Stored data »
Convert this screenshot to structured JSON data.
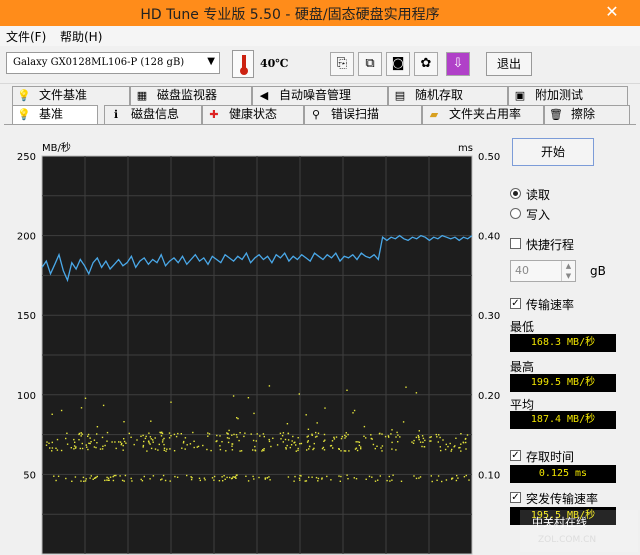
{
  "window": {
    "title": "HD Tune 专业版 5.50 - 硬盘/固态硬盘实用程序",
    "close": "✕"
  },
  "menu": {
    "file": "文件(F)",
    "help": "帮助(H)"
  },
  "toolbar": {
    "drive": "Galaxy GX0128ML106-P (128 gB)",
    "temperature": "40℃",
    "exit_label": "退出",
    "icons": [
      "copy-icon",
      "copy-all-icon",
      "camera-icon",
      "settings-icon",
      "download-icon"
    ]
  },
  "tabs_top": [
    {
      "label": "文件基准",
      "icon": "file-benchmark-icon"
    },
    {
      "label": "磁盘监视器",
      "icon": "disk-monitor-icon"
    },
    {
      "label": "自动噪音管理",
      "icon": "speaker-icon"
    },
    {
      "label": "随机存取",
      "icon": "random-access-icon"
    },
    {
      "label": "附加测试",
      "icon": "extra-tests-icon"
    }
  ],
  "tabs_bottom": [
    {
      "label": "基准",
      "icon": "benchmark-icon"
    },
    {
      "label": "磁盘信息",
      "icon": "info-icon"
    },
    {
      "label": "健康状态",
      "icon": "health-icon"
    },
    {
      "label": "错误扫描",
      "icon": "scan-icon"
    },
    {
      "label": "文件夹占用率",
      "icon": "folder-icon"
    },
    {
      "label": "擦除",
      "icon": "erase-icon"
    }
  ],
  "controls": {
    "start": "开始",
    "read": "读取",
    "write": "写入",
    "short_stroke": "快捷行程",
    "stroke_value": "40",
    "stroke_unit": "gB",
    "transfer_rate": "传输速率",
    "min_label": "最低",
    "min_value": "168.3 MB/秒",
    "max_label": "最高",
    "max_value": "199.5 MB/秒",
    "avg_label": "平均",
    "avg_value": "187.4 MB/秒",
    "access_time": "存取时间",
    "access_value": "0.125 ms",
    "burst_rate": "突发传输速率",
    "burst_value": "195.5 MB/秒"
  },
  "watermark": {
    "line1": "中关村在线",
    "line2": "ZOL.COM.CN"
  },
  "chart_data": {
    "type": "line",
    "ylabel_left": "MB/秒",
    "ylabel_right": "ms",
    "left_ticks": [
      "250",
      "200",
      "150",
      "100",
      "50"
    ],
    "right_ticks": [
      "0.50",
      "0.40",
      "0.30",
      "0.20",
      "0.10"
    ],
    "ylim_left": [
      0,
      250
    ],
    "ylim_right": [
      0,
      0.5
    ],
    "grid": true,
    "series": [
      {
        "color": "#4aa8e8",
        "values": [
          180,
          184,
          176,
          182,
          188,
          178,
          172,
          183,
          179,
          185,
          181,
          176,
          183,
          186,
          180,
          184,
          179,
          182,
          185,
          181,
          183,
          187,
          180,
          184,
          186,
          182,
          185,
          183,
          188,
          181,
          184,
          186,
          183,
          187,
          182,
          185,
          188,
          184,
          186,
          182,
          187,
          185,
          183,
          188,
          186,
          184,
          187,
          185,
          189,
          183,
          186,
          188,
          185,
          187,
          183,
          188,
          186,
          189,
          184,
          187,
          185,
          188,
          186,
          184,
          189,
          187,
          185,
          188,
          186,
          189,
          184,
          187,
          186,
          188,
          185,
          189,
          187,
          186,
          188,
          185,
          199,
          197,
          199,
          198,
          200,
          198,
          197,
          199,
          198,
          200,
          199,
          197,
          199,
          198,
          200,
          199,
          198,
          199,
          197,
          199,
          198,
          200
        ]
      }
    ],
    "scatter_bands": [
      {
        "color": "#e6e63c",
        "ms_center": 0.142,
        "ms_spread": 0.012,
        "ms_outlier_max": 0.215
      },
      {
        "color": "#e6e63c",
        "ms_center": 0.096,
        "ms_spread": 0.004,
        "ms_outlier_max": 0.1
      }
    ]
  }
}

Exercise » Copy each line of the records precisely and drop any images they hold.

Output for this task »
Convert this screenshot to structured JSON data.
{
  "window": {
    "title": "HD Tune 专业版 5.50 - 硬盘/固态硬盘实用程序",
    "close": "✕"
  },
  "menu": {
    "file": "文件(F)",
    "help": "帮助(H)"
  },
  "toolbar": {
    "drive": "Galaxy GX0128ML106-P (128 gB)",
    "temperature": "40℃",
    "exit_label": "退出",
    "icons": [
      "copy-icon",
      "copy-all-icon",
      "camera-icon",
      "settings-icon",
      "download-icon"
    ]
  },
  "tabs_top": [
    {
      "label": "文件基准",
      "icon": "file-benchmark-icon"
    },
    {
      "label": "磁盘监视器",
      "icon": "disk-monitor-icon"
    },
    {
      "label": "自动噪音管理",
      "icon": "speaker-icon"
    },
    {
      "label": "随机存取",
      "icon": "random-access-icon"
    },
    {
      "label": "附加测试",
      "icon": "extra-tests-icon"
    }
  ],
  "tabs_bottom": [
    {
      "label": "基准",
      "icon": "benchmark-icon"
    },
    {
      "label": "磁盘信息",
      "icon": "info-icon"
    },
    {
      "label": "健康状态",
      "icon": "health-icon"
    },
    {
      "label": "错误扫描",
      "icon": "scan-icon"
    },
    {
      "label": "文件夹占用率",
      "icon": "folder-icon"
    },
    {
      "label": "擦除",
      "icon": "erase-icon"
    }
  ],
  "controls": {
    "start": "开始",
    "read": "读取",
    "write": "写入",
    "short_stroke": "快捷行程",
    "stroke_value": "40",
    "stroke_unit": "gB",
    "transfer_rate": "传输速率",
    "min_label": "最低",
    "min_value": "168.3 MB/秒",
    "max_label": "最高",
    "max_value": "199.5 MB/秒",
    "avg_label": "平均",
    "avg_value": "187.4 MB/秒",
    "access_time": "存取时间",
    "access_value": "0.125 ms",
    "burst_rate": "突发传输速率",
    "burst_value": "195.5 MB/秒"
  },
  "watermark": {
    "line1": "中关村在线",
    "line2": "ZOL.COM.CN"
  },
  "chart_data": {
    "type": "line",
    "ylabel_left": "MB/秒",
    "ylabel_right": "ms",
    "left_ticks": [
      "250",
      "200",
      "150",
      "100",
      "50"
    ],
    "right_ticks": [
      "0.50",
      "0.40",
      "0.30",
      "0.20",
      "0.10"
    ],
    "ylim_left": [
      0,
      250
    ],
    "ylim_right": [
      0,
      0.5
    ],
    "grid": true,
    "series": [
      {
        "color": "#4aa8e8",
        "values": [
          180,
          184,
          176,
          182,
          188,
          178,
          172,
          183,
          179,
          185,
          181,
          176,
          183,
          186,
          180,
          184,
          179,
          182,
          185,
          181,
          183,
          187,
          180,
          184,
          186,
          182,
          185,
          183,
          188,
          181,
          184,
          186,
          183,
          187,
          182,
          185,
          188,
          184,
          186,
          182,
          187,
          185,
          183,
          188,
          186,
          184,
          187,
          185,
          189,
          183,
          186,
          188,
          185,
          187,
          183,
          188,
          186,
          189,
          184,
          187,
          185,
          188,
          186,
          184,
          189,
          187,
          185,
          188,
          186,
          189,
          184,
          187,
          186,
          188,
          185,
          189,
          187,
          186,
          188,
          185,
          199,
          197,
          199,
          198,
          200,
          198,
          197,
          199,
          198,
          200,
          199,
          197,
          199,
          198,
          200,
          199,
          198,
          199,
          197,
          199,
          198,
          200
        ]
      }
    ],
    "scatter_bands": [
      {
        "color": "#e6e63c",
        "ms_center": 0.142,
        "ms_spread": 0.012,
        "ms_outlier_max": 0.215
      },
      {
        "color": "#e6e63c",
        "ms_center": 0.096,
        "ms_spread": 0.004,
        "ms_outlier_max": 0.1
      }
    ]
  }
}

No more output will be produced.